Why are platitudes to which we all can agree important?

“Imagine, instead of economic stagnation, booming economic growth.”
“Imagine young people coming out of school with four, five, six, job offers.”
“Imagine that every single child, regardless of race, ethnicity, wealth, or zip code has a right to a quality education.”

I’m on board with the above quotes. Everyone who runs for office in every country in the West is on board with the above quotes. Perhaps a good rule would be that if every single candidate in a given race could make a particular statement, we shouldn’t applaud it from any candidate. If it’s something that Megan Fox could say if she ran for office, it shouldn’t be enough for a prospective president to gain approval.

Why do you trust someone before they have presented any realistic plans?

Toward the end of the speech, Cruz got slightly more specific about things he would do differently than the current administration:
– Repeal the Affordable Care Act
– Abolish the IRS
– Repeal Net Neutrality
– Repeal Common Core

You might agree with Cruz’ assessment that the current administration has failed in these areas – but he didn’t provide any alternatives, and these aren’t binary issues. “No regulation of healthcare, tax, communication, or education” does not solve the problems created by those issues any more than closing Facebook would have solved the problem that people believed they could “do their part” for American Sign Language by dumping ice water on their heads.

Politicians are often cornered into saying things like “I’d rather people voted for the opposition than didn’t vote at all,” and we seem to associate some virtue with lining up for the ballot booth. I think we can raise the bar a little bit this time. As we gear up for another 18 months of mudslinging, complaining about mudslinging, and some pesky voting at the end of it, let’s make our reactions to this campaign season about specific, positive policies, not personality, platitudes, or unfocused anger with the current regime. Let’s aim to see everyone proud not just to get something that says “I Voted”, but that they cast a vote informed by the specific policies they believe will make our country a better place.

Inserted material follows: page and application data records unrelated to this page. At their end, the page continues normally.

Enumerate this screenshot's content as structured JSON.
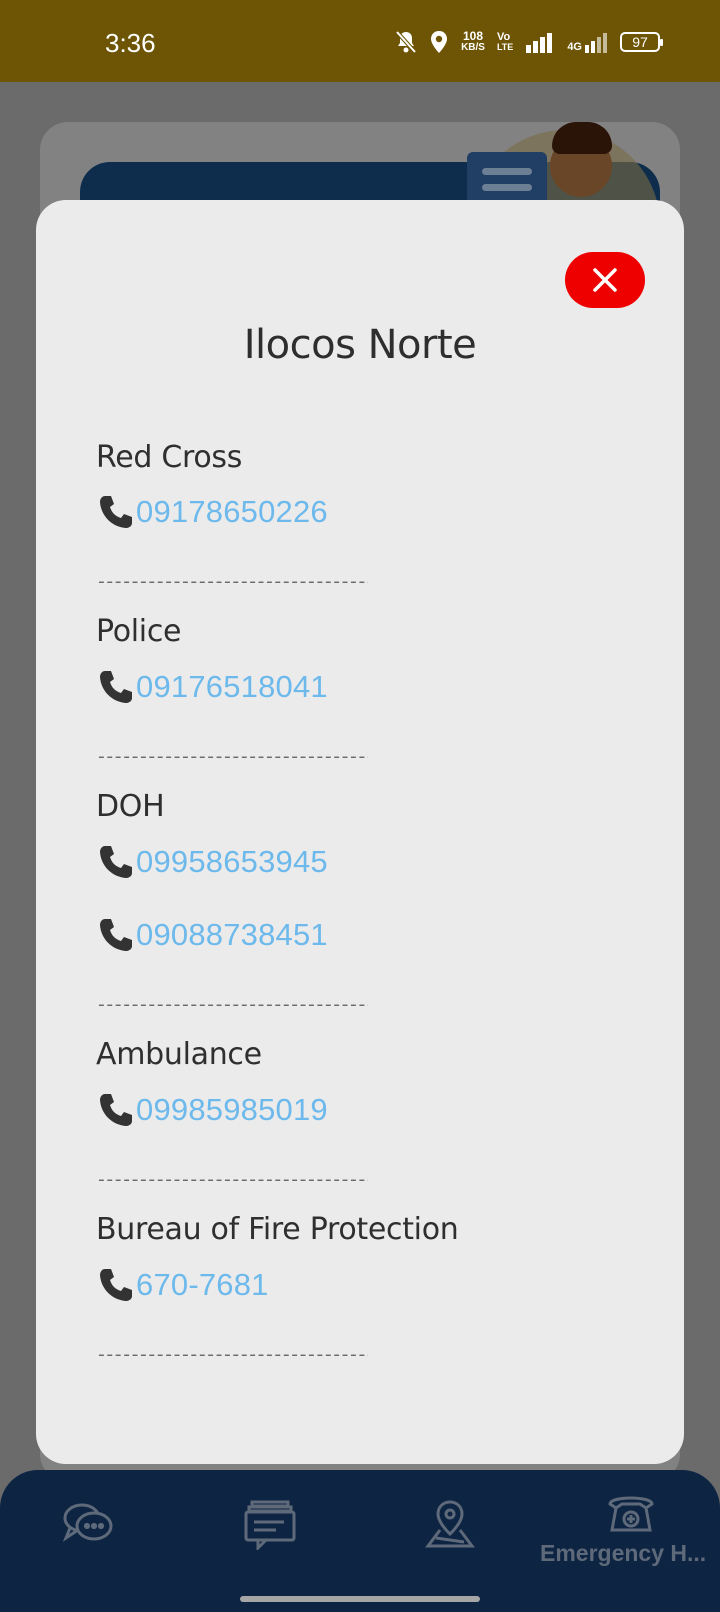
{
  "status_bar": {
    "time": "3:36",
    "net_speed_value": "108",
    "net_speed_unit": "KB/S",
    "volte_top": "Vo",
    "volte_bottom": "LTE",
    "lte": "4G",
    "battery": "97"
  },
  "modal": {
    "title": "Ilocos Norte",
    "divider": "------------------------------------",
    "entries": [
      {
        "name": "Red Cross",
        "phones": [
          "09178650226"
        ]
      },
      {
        "name": "Police",
        "phones": [
          "09176518041"
        ]
      },
      {
        "name": "DOH",
        "phones": [
          "09958653945",
          "09088738451"
        ]
      },
      {
        "name": "Ambulance",
        "phones": [
          "09985985019"
        ]
      },
      {
        "name": "Bureau of Fire Protection",
        "phones": [
          "670-7681"
        ]
      }
    ]
  },
  "bottom_nav": {
    "items": [
      {
        "icon": "chat-bubbles-icon"
      },
      {
        "icon": "message-stack-icon"
      },
      {
        "icon": "map-pin-icon"
      },
      {
        "icon": "emergency-phone-icon",
        "label": "Emergency H..."
      }
    ]
  },
  "colors": {
    "status_bar": "#6e5505",
    "close_button": "#ee0000",
    "phone_link": "#6db9ec",
    "nav_bg": "#0d2442"
  }
}
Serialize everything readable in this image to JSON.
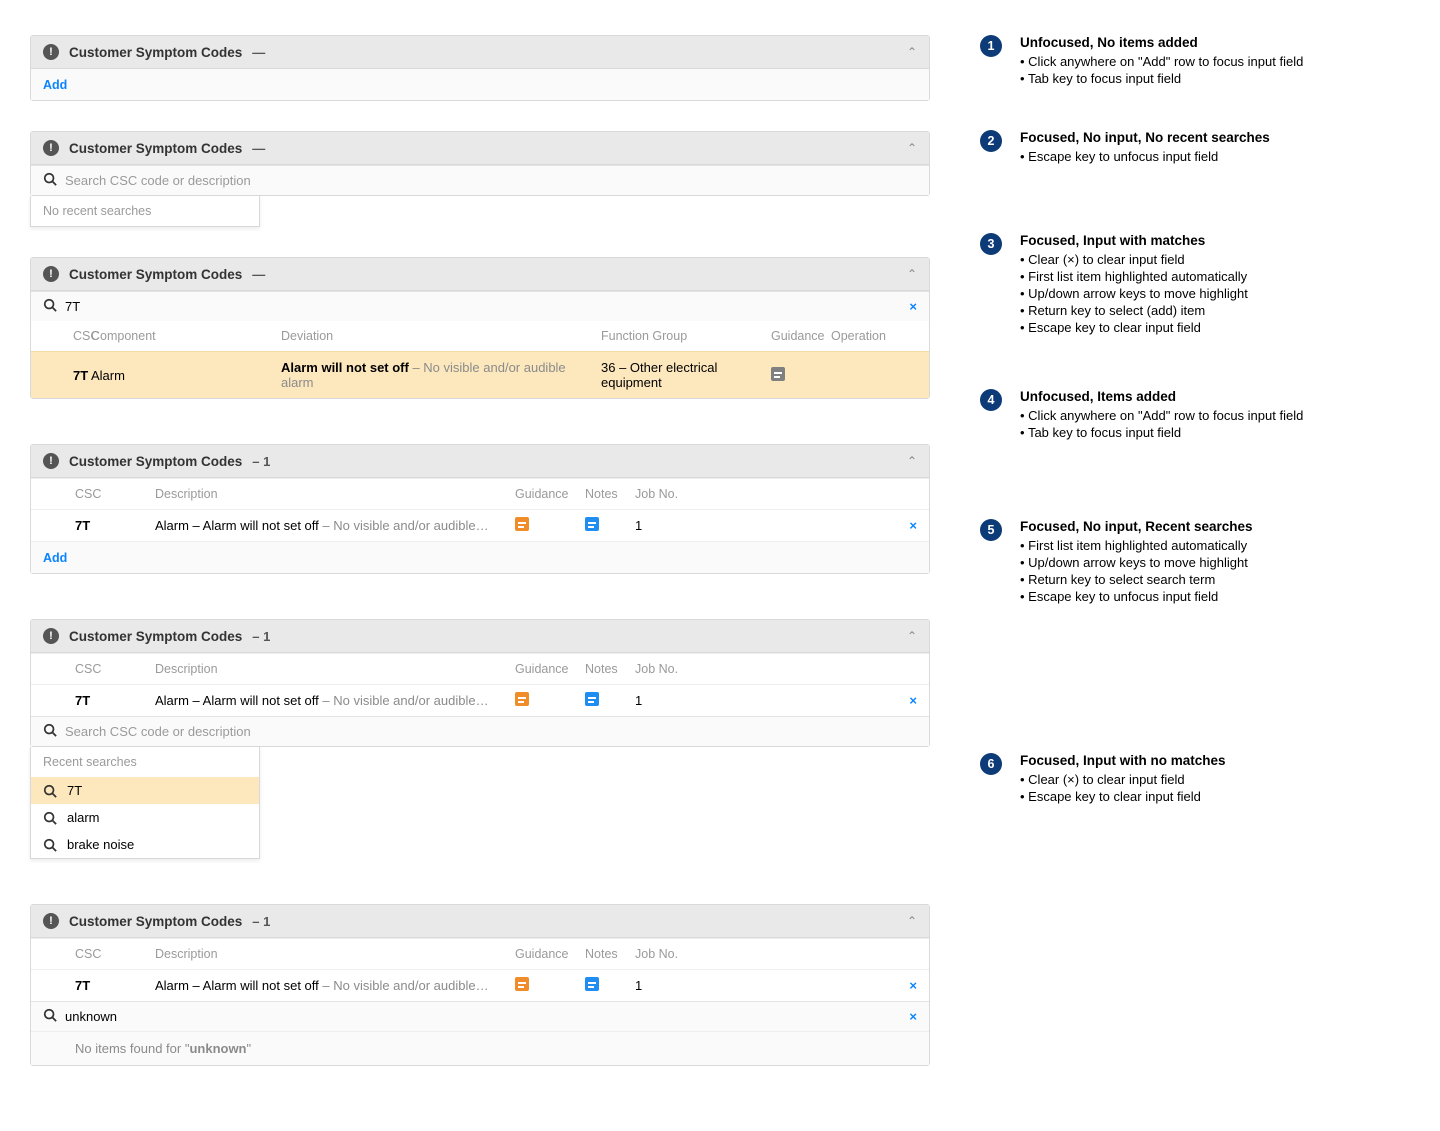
{
  "common": {
    "panel_title": "Customer Symptom Codes",
    "dash": "—",
    "suffix_count": "– 1",
    "add_label": "Add",
    "search_placeholder": "Search CSC code or description",
    "no_recent": "No recent searches",
    "recent_label": "Recent searches",
    "clear_x": "×",
    "chevron": "⌃"
  },
  "state3": {
    "input_value": "7T",
    "headers": {
      "csc": "CSC",
      "component": "Component",
      "deviation": "Deviation",
      "function_group": "Function Group",
      "guidance": "Guidance",
      "operation": "Operation"
    },
    "row": {
      "csc": "7T",
      "component": "Alarm",
      "deviation_bold": "Alarm will not set off",
      "deviation_gray": " – No visible and/or audible alarm",
      "function_group": "36 – Other electrical equipment"
    }
  },
  "items_headers": {
    "csc": "CSC",
    "desc": "Description",
    "guidance": "Guidance",
    "notes": "Notes",
    "job": "Job No."
  },
  "item_row": {
    "csc": "7T",
    "desc_bold": "Alarm – Alarm will not set off",
    "desc_gray": " – No visible and/or audible…",
    "job": "1",
    "delete": "×"
  },
  "state5": {
    "recents": [
      "7T",
      "alarm",
      "brake noise"
    ]
  },
  "state6": {
    "input_value": "unknown",
    "no_items_prefix": "No items found for \"",
    "no_items_term": "unknown",
    "no_items_suffix": "\""
  },
  "annotations": [
    {
      "n": "1",
      "title": "Unfocused, No items added",
      "bullets": [
        "Click anywhere on \"Add\" row to focus input field",
        "Tab key to focus input field"
      ]
    },
    {
      "n": "2",
      "title": "Focused, No input, No recent searches",
      "bullets": [
        "Escape key to unfocus input field"
      ]
    },
    {
      "n": "3",
      "title": "Focused, Input with matches",
      "bullets": [
        "Clear (×) to clear input field",
        "First list item highlighted automatically",
        "Up/down arrow keys to move highlight",
        "Return key to select (add) item",
        "Escape key to clear input field"
      ]
    },
    {
      "n": "4",
      "title": "Unfocused, Items added",
      "bullets": [
        "Click anywhere on \"Add\" row to focus input field",
        "Tab key to focus input field"
      ]
    },
    {
      "n": "5",
      "title": "Focused, No input, Recent searches",
      "bullets": [
        "First list item highlighted automatically",
        "Up/down arrow keys to move highlight",
        "Return key to select search term",
        "Escape key to unfocus input field"
      ]
    },
    {
      "n": "6",
      "title": "Focused, Input with no matches",
      "bullets": [
        "Clear (×) to clear input field",
        "Escape key to clear input field"
      ]
    }
  ]
}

We’re going to need a bigger sticker.

Tonight's Top Story...

Longer pieces never really go well for me on stage (the below is actually long for me…), so I’ve only attempted this once, but as the relevant news story has reared it’s head again, I thought I’d post my notes in written form.

The following is a dramatic reenactment of a recent news story.

Hey Bill, isn’t it great being up here on the 493rd floor of this building?

I don’t know Johnny, I’m getting kind of worried.

Why’s that Bill? Is it because he gave us both the same voices? 

No – something even worse. I’ve heard they’re going to implode the building. 

Oh no! What should we do, Bill? Or am I Bill?

I don’t know, I’ve forgotten. I think we need to get out of here… But I’ve been here on the 493rd floor all my life, since my mother gave birth to me.

Did she had the same voice as us? 

Probably. But the point is, we need to get out of here, leave the 493rd floor before they blow up the building. Let’s go as far away as I can think of, somewhere we will be safe during the implosion… Floor 490.

Are you sure we can get there in time?

Oh yeah, we’ll be fine. Plus, when we get there, there’s a vending machine!

Perfect! Yes! If we run away as far away as we can think of to floor 490 and eat all the food in the vending machine, we’ll definitely be safe when they implode this 10,000 story building.

-That was two bison, running away from the Yellowstone volcano.